For those who aren’t sure, digital disruption is the change that happens when new digital technologies and businesses affect the value or importance of existing goods and services.
It’s happened in the retail industry time and time again – think CDs and digitally downloaded songs, video tapes and Netflix and paperback books and e-books.
Banking hasn’t yet had a turn at being disrupted – but many say it’s happening right now.
According to the Millennial Disruption Index, those dreaded, tech-savvy 18 to 34-year-olds are the ones causing the banking disruption.
Over half (53 percent) don’t think their bank offers them anything different than other rival companies.
As well as this, 71 percent of millennials would rather go to the dentist than listen to what banks are saying.
The four leading banks in the US are all featured among the top 10 least loved brands by millennials.
Most believe that the way they access their money (68 percent) and pay for things (70 percent) in the future will be totally different.
Not all are convinced banks will become completely irrelevant, though.
Just a third (33 percent) believe they won’t need a bank at all.
Nearly half are depending on tech start-ups to overhaul the way banks operate.
They reckon that innovation will come from outside the industry instead of from one of the banks themselves.
Most (73 percent) would be more excited about a company like Google or Apple bringing out a financial service than a bank.
Apple has taken this useful morsel of information and run with it, launching Apple pay last year in the US and most recently, the UK.
Google has also launched a Google Wallet, allowing customers to send people money over email.
Another sign of the changing times is the rise in financial tech, or “fintech” companies – and a lot of the pioneers in this category are coming straight out of New Zealand.
There are the market dominators, Vend and Xero, but there are also many up-and-comers.
A recent top 100 report by the Technology Investment Network showed innovative Kiwi tech companies had the top revenue growth.
Pushpay, a payment service, topped the list of hot emerging companies.
It allows users to pay anyone through a phone app that has their debit or credit card details loaded, eliminating the need to have a banking app.
Serko, another Kiwi company mentioned on the list, helps organise employees’ cash claims, mileage, allowance and corporate credit card expenses on its cloud-based system.
Other companies that were listed as ones to watch included Transaction Services Group and Invenco.
There’s also peer-to-peer lending, where people can borrow from strangers at lower interest rate than a bank.
Harmoney is one of the first to delve into this in New Zealand, and another digital disruptor saw the value in it.
Trade Me acquired a 15 percent stake in the company for $7.7 million earlier this year in January.
Survival of the fittest
New Zealand banks are making genuine efforts to keep up with the times and offer digital solutions, so all hope is not yet lost.
Many banks are appealing to younger customers and demonstrating their ability to engage with social media channels – ASB is on Snapchat, while Kiwibank recently employed 19-year-old YouTube star Jamie Curry for its ad campaign.
Westpac launched an augmented-reality banking app last year.

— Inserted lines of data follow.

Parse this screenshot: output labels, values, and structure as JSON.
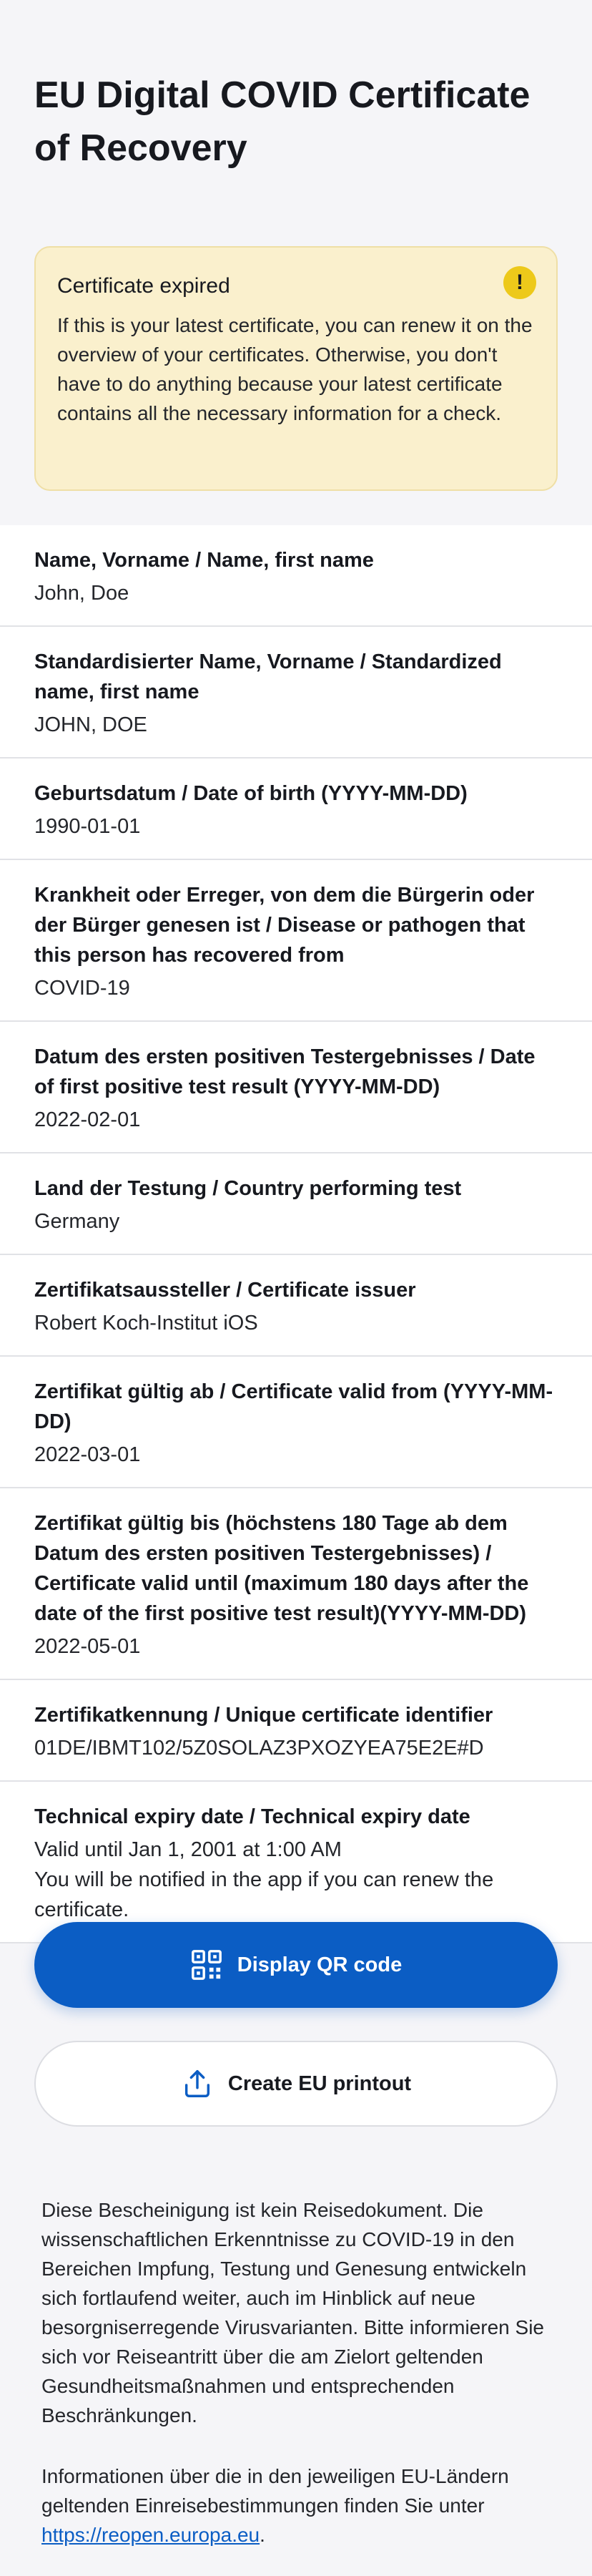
{
  "page": {
    "title": "EU Digital COVID Certificate of Recovery"
  },
  "warning": {
    "title": "Certificate expired",
    "icon": "exclamation-icon",
    "icon_glyph": "!",
    "body": "If this is your latest certificate, you can renew it on the overview of your certificates. Otherwise, you don't have to do anything because your latest certificate contains all the necessary information for a check.",
    "color": "#faf0cd"
  },
  "rows": [
    {
      "label": "Name, Vorname / Name, first name",
      "value": "John, Doe"
    },
    {
      "label": "Standardisierter Name, Vorname / Standardized name, first name",
      "value": "JOHN, DOE"
    },
    {
      "label": "Geburtsdatum / Date of birth (YYYY-MM-DD)",
      "value": "1990-01-01"
    },
    {
      "label": "Krankheit oder Erreger, von dem die Bürgerin oder der Bürger genesen ist / Disease or pathogen that this person has recovered from",
      "value": "COVID-19"
    },
    {
      "label": "Datum des ersten positiven Testergebnisses / Date of first positive test result (YYYY-MM-DD)",
      "value": "2022-02-01"
    },
    {
      "label": "Land der Testung / Country performing test",
      "value": "Germany"
    },
    {
      "label": "Zertifikatsaussteller / Certificate issuer",
      "value": "Robert Koch-Institut iOS"
    },
    {
      "label": "Zertifikat gültig ab / Certificate valid from (YYYY-MM-DD)",
      "value": "2022-03-01"
    },
    {
      "label": "Zertifikat gültig bis (höchstens 180 Tage ab dem Datum des ersten positiven Testergebnisses) / Certificate valid until (maximum 180 days after the date of the first positive test result)(YYYY-MM-DD)",
      "value": "2022-05-01"
    },
    {
      "label": "Zertifikatkennung / Unique certificate identifier",
      "value": "01DE/IBMT102/5Z0SOLAZ3PXOZYEA75E2E#D"
    },
    {
      "label": "Technical expiry date / Technical expiry date",
      "value": "Valid until Jan 1, 2001 at 1:00 AM",
      "note": "You will be notified in the app if you can renew the certificate."
    }
  ],
  "buttons": {
    "qr_label": "Display QR code",
    "qr_icon": "qr-code-icon",
    "print_label": "Create EU printout",
    "print_icon": "share-upload-icon",
    "accent": "#0b5dc4"
  },
  "footer": {
    "paragraph1": "Diese Bescheinigung ist kein Reisedokument. Die wissenschaftlichen Erkenntnisse zu COVID-19 in den Bereichen Impfung, Testung und Genesung entwickeln sich fortlaufend weiter, auch im Hinblick auf neue besorgniserregende Virusvarianten. Bitte informieren Sie sich vor Reiseantritt über die am Zielort geltenden Gesundheitsmaßnahmen und entsprechenden Beschränkungen.",
    "paragraph2_prefix": "Informationen über die in den jeweiligen EU-Ländern geltenden Einreisebestimmungen finden Sie unter ",
    "link": "https://reopen.europa.eu",
    "paragraph2_suffix": "."
  }
}
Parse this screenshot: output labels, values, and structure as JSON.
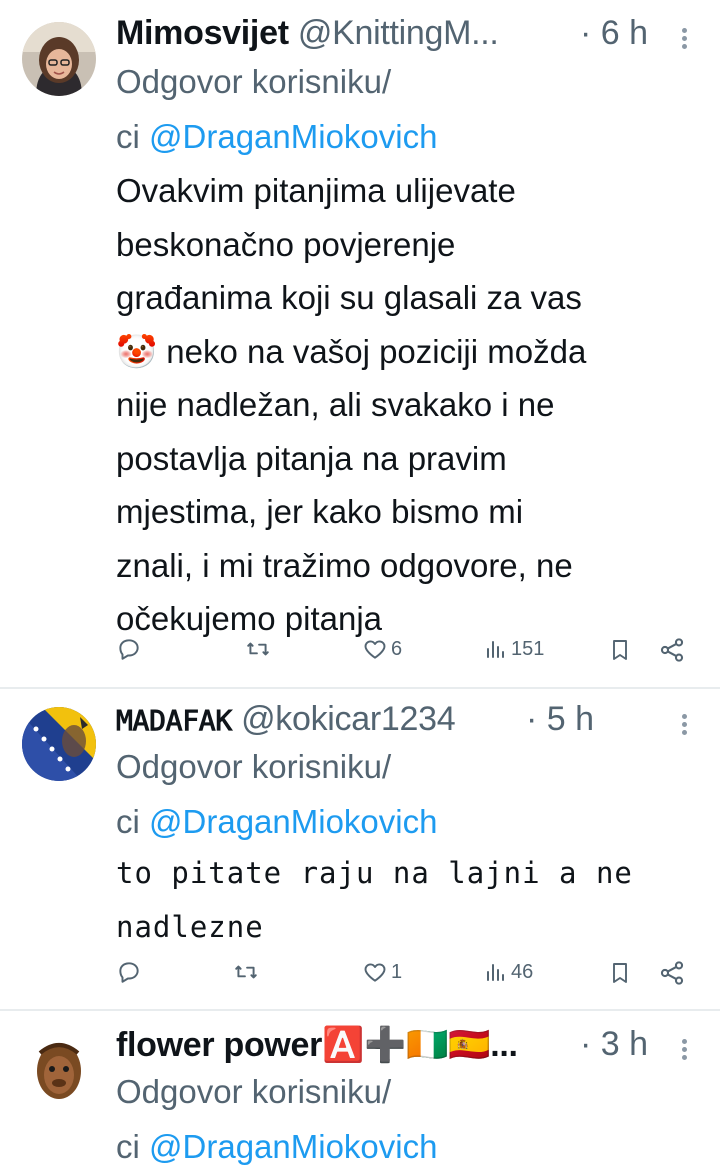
{
  "tweets": [
    {
      "display_name": "Mimosvijet",
      "handle": "@KnittingM...",
      "time": "· 6 h",
      "reply_prefix_1": "Odgovor korisniku/",
      "reply_prefix_2": "ci",
      "mention": "@DraganMiokovich",
      "text_lines": [
        "Ovakvim pitanjima ulijevate",
        "beskonačno povjerenje",
        "građanima koji su glasali za vas",
        "🤡 neko na vašoj poziciji možda",
        "nije nadležan, ali svakako i ne",
        "postavlja pitanja na pravim",
        "mjestima, jer kako bismo mi",
        "znali, i mi tražimo odgovore, ne",
        "očekujemo pitanja"
      ],
      "likes": "6",
      "views": "151"
    },
    {
      "display_name": "𝙼𝙰𝙳𝙰𝙵𝙰𝙺",
      "handle": "@kokicar1234",
      "time": "· 5 h",
      "reply_prefix_1": "Odgovor korisniku/",
      "reply_prefix_2": "ci",
      "mention": "@DraganMiokovich",
      "text_lines": [
        "to pitate raju na lajni a ne",
        "nadlezne"
      ],
      "likes": "1",
      "views": "46"
    },
    {
      "display_name": "flower power🅰️➕🇨🇮🇪🇸...",
      "time": "· 3 h",
      "reply_prefix_1": "Odgovor korisniku/",
      "reply_prefix_2": "ci",
      "mention": "@DraganMiokovich"
    }
  ],
  "icons": {
    "reply": "reply-icon",
    "retweet": "retweet-icon",
    "like": "heart-icon",
    "views": "views-icon",
    "bookmark": "bookmark-icon",
    "share": "share-icon",
    "more": "more-icon"
  },
  "colors": {
    "text": "#0f1419",
    "muted": "#536471",
    "link": "#1d9bf0",
    "divider": "#e8ecee"
  }
}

With the app, customers can hold their debit or credit card in front of the phone’s camera and see their account details pop up in 3D.
Westpac said the app will enable customers to do 90 percent of what requires a visit to a bank online via their phone.
ASB recently gave its traditional piggybank, Kashin, a virtual makeover by introducing a new moneybox called Clever Kash.
Clever Kash aims to teach kids the concept of money in an increasingly cashless society.
Parents use an app to visualise putting notes and coins into their child’s cashless moneybox, when it’s really just going into the kid’s bank account.
ANZ took steps earlier this year to make its popular banking app goMoney available as a mobile wallet through Semble.
The contactless payments can be made through the customer’s Android phone.
It hasn’t launched yet, but ANZ started building hype for it in March this year.
With New Zealand banks competing with one another to be the most innovative and digitally savvy, none have felt the brunt of digital disruption – yet.
Most banks are aware of it, but not running scared.
After launching contactless payments in June, ANZ chief Mike Smith told The Australian he wasn’t worried about disruption in banking, as it helps keep complacency at bay.
“Am I worried about it? No. Are we very aware of it? Yes,” Smith said.